Even as I walk slow, stumble, and fall I will not give up or walk back but rather press on to the finish line.
As the Parkinson’s community commemorated another great walk in beautiful Central Park -New York, I thought of all the past achievements in the field which have allowed us to be here; yet it was with a heavy heart that I made a mental note acknowledging how far we still have to go despite all the advances in treatments since levodopa was first discovered.
This was an exhilarating time for most in attendance, in one of my favorite cities in the world, celebrating those living with Parkinson’s while raising awareness and funds for a cure. However, for me the past week was a time of mixed emotions. Now more than ever, I wish I had a magic wand or pill that could erase all the disabilities and signs of wearing left behind by a relentless and unforgiving neurological disease especially in those who are near and dear to me- my friends. I have been involved in the care, research, and advocacy of Parkinson’s patients and their disease for nearly twenty years; yet this was the first time in a very long time in which Parkinson’s felt truly personal causing a deep sinking feeling in my chest despite the fact that I too live with the disease on a daily basis. This tugging of my heart has led to a renewed sense of purpose to aid those who suffer Parkinson’s around the globe.

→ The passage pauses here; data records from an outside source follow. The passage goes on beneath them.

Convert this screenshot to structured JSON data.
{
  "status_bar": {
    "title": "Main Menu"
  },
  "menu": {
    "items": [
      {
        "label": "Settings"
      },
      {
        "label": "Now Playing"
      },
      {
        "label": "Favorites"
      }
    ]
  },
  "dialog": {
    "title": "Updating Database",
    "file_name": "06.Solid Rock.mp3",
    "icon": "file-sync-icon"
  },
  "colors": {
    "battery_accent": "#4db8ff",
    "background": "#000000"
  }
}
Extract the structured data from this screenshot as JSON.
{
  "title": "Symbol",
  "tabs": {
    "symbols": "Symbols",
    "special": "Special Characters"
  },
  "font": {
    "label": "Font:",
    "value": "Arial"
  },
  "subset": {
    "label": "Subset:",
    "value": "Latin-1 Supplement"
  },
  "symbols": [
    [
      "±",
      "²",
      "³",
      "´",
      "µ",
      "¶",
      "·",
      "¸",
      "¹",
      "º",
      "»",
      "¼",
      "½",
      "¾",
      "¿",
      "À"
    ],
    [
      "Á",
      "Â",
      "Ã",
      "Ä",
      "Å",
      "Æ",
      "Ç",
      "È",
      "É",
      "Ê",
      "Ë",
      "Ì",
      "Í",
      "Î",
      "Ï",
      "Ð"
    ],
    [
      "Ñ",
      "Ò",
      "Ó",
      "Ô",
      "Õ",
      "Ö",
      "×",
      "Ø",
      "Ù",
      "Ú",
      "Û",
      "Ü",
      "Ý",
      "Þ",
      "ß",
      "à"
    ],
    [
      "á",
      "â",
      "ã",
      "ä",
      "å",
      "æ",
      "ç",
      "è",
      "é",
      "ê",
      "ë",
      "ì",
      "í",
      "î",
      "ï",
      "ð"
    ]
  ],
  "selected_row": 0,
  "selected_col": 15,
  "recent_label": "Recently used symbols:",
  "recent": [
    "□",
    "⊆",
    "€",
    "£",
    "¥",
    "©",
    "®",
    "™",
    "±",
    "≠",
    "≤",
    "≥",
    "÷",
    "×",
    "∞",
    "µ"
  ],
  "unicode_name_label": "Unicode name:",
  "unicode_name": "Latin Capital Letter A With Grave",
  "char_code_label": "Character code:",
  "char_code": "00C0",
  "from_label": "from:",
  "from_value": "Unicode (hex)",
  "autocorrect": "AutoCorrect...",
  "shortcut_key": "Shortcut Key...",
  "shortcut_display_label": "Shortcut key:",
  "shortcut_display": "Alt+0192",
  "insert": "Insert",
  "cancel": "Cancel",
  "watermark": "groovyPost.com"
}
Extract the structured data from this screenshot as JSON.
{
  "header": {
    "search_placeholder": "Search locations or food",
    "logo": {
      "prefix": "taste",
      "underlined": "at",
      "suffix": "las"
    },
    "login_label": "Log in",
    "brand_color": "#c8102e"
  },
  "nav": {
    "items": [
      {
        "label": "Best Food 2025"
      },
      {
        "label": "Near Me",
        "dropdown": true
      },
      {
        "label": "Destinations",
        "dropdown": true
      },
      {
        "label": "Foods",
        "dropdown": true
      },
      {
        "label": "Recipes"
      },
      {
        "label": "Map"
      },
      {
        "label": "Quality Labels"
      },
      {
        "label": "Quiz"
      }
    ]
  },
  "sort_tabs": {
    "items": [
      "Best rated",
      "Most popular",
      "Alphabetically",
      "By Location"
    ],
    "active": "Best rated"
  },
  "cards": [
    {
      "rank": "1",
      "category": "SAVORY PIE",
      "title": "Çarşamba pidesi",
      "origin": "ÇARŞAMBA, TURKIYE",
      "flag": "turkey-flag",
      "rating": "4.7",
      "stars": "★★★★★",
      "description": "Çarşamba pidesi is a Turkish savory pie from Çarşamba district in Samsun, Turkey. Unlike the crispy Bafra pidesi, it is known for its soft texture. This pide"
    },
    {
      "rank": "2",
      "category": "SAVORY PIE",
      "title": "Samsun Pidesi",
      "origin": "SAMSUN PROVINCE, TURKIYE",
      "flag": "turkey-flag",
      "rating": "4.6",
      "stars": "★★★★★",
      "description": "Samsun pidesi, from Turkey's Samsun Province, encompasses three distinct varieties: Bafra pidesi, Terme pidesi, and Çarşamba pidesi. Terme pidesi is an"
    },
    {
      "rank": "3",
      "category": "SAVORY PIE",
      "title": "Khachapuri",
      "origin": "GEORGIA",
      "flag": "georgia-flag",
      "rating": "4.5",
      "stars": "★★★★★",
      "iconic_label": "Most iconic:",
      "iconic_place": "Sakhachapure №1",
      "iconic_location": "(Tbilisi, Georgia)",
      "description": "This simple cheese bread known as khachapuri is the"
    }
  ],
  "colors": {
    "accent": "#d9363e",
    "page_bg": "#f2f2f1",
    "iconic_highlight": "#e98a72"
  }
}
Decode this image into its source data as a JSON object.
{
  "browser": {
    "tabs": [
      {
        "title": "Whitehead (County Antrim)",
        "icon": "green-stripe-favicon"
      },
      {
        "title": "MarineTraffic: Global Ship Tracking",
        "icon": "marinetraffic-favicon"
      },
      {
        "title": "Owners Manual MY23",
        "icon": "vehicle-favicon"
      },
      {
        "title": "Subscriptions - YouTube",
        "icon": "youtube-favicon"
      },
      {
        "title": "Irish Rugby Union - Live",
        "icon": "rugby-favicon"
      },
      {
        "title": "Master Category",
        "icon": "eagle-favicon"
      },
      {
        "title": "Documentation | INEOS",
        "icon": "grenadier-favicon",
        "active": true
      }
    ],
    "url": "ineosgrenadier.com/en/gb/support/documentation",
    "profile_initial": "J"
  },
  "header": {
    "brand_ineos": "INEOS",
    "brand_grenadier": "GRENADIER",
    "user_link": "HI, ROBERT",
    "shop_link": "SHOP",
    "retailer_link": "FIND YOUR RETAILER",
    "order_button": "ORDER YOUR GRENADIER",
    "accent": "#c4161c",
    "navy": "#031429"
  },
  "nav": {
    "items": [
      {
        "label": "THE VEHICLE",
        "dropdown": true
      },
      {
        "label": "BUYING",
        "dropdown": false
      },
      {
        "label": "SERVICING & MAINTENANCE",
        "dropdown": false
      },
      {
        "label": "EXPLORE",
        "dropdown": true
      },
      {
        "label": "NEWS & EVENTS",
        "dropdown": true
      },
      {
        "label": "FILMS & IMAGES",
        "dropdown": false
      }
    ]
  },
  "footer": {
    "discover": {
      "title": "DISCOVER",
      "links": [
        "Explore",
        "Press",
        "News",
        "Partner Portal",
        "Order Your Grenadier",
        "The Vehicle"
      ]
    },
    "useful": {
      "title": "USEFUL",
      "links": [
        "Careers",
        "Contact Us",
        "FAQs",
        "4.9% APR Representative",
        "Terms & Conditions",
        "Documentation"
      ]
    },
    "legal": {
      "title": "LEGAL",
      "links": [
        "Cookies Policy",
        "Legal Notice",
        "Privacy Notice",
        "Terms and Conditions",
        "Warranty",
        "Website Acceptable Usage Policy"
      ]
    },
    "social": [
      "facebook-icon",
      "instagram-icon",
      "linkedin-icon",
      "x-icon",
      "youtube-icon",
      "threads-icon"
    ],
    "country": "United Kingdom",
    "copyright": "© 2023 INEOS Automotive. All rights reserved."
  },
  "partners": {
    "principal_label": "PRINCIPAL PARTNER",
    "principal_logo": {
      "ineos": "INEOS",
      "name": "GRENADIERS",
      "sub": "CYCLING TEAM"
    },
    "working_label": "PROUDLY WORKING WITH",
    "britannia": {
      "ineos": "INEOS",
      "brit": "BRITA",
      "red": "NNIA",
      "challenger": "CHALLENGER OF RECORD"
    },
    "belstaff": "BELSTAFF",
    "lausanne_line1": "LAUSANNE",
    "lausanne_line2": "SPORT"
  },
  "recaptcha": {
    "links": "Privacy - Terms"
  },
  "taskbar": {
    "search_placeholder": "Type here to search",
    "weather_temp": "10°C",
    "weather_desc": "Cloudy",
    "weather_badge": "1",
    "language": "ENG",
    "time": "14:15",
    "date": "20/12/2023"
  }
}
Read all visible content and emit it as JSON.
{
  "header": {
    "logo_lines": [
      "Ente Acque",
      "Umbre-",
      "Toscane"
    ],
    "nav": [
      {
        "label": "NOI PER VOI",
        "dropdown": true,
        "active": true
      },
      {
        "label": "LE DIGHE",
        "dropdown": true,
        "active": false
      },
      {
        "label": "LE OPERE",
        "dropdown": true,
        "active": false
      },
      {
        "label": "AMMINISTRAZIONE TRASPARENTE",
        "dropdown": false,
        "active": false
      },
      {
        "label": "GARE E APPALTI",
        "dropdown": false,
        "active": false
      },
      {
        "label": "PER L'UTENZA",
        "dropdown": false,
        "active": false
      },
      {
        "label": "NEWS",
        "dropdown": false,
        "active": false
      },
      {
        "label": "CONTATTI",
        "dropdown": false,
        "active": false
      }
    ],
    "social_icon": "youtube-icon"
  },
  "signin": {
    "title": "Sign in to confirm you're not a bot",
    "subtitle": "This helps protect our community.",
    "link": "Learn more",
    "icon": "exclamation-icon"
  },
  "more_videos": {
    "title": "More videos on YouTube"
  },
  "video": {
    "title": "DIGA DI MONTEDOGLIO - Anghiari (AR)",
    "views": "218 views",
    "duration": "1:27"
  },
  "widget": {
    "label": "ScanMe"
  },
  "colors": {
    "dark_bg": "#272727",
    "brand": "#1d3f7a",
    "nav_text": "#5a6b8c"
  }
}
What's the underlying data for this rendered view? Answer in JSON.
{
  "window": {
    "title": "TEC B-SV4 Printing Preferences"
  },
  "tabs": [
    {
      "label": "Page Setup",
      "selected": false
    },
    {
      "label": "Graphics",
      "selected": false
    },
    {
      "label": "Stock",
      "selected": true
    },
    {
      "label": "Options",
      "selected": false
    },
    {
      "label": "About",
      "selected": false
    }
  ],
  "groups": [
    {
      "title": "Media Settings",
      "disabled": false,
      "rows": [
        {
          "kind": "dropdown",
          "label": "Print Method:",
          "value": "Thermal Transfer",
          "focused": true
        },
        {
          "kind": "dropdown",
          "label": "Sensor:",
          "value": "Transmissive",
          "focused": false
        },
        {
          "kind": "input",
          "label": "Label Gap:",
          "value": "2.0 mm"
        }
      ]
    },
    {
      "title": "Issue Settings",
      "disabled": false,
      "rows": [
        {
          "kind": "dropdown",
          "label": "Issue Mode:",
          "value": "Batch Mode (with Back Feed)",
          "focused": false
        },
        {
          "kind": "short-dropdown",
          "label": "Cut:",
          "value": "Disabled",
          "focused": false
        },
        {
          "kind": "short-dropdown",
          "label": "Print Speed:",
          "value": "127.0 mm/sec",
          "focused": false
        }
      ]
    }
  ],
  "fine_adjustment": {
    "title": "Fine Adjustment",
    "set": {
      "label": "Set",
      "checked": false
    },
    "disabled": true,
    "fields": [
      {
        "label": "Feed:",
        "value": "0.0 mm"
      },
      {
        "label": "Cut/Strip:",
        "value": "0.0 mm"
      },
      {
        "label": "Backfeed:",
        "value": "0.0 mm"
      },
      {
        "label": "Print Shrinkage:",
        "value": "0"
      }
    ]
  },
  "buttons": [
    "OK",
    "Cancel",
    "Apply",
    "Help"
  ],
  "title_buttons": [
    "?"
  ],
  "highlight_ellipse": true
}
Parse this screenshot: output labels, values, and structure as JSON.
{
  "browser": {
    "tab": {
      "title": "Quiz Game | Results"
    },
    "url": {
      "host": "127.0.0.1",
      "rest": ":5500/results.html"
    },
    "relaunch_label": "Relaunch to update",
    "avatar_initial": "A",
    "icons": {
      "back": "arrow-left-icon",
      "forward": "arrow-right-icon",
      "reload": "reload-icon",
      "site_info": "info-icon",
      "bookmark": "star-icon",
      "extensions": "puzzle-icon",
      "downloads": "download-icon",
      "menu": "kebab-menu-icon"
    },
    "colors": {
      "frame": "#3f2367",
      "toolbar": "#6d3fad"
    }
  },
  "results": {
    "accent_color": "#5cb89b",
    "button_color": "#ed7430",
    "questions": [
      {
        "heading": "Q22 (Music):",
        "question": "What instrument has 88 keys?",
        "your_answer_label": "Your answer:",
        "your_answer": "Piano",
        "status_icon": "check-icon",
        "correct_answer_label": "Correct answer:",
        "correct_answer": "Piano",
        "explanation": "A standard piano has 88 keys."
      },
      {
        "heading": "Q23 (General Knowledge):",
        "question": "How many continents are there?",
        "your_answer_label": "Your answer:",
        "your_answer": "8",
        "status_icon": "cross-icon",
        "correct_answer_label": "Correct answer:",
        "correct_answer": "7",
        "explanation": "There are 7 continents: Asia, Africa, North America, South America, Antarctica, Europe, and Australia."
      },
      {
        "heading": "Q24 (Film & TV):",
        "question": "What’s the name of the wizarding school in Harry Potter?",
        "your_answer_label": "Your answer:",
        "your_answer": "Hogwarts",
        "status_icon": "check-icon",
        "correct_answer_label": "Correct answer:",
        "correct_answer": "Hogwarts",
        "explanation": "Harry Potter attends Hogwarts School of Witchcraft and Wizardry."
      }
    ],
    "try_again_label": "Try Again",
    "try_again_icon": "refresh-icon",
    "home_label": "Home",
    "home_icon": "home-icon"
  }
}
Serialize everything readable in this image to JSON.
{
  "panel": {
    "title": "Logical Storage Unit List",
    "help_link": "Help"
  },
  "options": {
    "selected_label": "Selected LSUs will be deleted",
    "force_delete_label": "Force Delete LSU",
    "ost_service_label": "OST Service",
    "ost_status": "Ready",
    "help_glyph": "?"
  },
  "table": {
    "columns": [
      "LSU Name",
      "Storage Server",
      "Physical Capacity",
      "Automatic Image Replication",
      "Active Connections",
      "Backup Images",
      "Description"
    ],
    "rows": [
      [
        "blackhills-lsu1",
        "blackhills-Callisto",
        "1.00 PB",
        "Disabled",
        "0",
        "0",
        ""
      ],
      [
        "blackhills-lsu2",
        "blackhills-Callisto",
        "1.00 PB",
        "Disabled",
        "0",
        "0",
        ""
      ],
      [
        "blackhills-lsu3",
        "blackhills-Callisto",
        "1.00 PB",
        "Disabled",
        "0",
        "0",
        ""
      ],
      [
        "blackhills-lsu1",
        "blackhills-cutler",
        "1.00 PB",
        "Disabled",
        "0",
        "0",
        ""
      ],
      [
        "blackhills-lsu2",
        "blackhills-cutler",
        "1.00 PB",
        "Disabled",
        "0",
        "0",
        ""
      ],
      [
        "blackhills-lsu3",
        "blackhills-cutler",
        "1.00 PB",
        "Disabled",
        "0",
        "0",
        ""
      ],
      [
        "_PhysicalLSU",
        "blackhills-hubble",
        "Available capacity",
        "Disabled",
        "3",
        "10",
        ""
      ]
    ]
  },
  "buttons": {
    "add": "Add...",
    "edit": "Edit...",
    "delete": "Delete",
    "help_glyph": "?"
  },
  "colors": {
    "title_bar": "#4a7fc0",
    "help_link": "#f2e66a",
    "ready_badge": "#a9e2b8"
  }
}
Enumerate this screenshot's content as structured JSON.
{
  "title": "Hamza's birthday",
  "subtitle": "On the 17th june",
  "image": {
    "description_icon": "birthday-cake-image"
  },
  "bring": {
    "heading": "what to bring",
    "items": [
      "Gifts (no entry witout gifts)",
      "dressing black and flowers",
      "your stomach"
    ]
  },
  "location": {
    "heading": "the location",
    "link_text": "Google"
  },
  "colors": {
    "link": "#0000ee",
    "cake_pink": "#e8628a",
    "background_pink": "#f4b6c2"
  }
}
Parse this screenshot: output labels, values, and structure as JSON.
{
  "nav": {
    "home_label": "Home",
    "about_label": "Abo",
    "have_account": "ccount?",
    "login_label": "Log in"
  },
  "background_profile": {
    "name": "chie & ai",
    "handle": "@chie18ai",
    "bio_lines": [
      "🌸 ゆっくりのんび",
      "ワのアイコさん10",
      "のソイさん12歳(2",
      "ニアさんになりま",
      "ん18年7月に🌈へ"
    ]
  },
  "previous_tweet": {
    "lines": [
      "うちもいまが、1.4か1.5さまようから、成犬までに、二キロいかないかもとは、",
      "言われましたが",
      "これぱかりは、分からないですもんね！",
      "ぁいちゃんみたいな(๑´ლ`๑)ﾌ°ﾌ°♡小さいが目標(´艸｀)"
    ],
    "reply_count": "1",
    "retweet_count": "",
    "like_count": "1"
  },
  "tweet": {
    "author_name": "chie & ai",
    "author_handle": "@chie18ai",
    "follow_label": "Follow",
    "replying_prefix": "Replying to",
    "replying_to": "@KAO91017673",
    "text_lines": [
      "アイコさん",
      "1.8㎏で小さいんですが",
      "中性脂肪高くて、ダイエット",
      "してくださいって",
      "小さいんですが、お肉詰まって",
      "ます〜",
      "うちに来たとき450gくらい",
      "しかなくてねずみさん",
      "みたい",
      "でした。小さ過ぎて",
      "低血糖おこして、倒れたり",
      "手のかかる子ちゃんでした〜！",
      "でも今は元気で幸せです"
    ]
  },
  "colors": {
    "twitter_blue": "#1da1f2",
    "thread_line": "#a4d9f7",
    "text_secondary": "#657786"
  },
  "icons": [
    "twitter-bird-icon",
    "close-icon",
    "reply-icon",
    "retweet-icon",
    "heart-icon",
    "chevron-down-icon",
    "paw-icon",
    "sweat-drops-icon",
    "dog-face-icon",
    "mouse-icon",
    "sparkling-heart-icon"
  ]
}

Seeing my close friends battle Parkinson’s, my life long passion and now my Achilles heel, inspired within me a new sense of urgency and determination to persevere and work for a better tomorrow. Despite their tremors, dyskenisias, dystonias, and gait abnormalities these courageous individuals are determined to live life gracefully to its full extent. Because of them we must improve the quality of lives of all people with Parkinson’s providing better support systems, better access to healthcare as well new opportunities for self expression and meaningful contribution to society.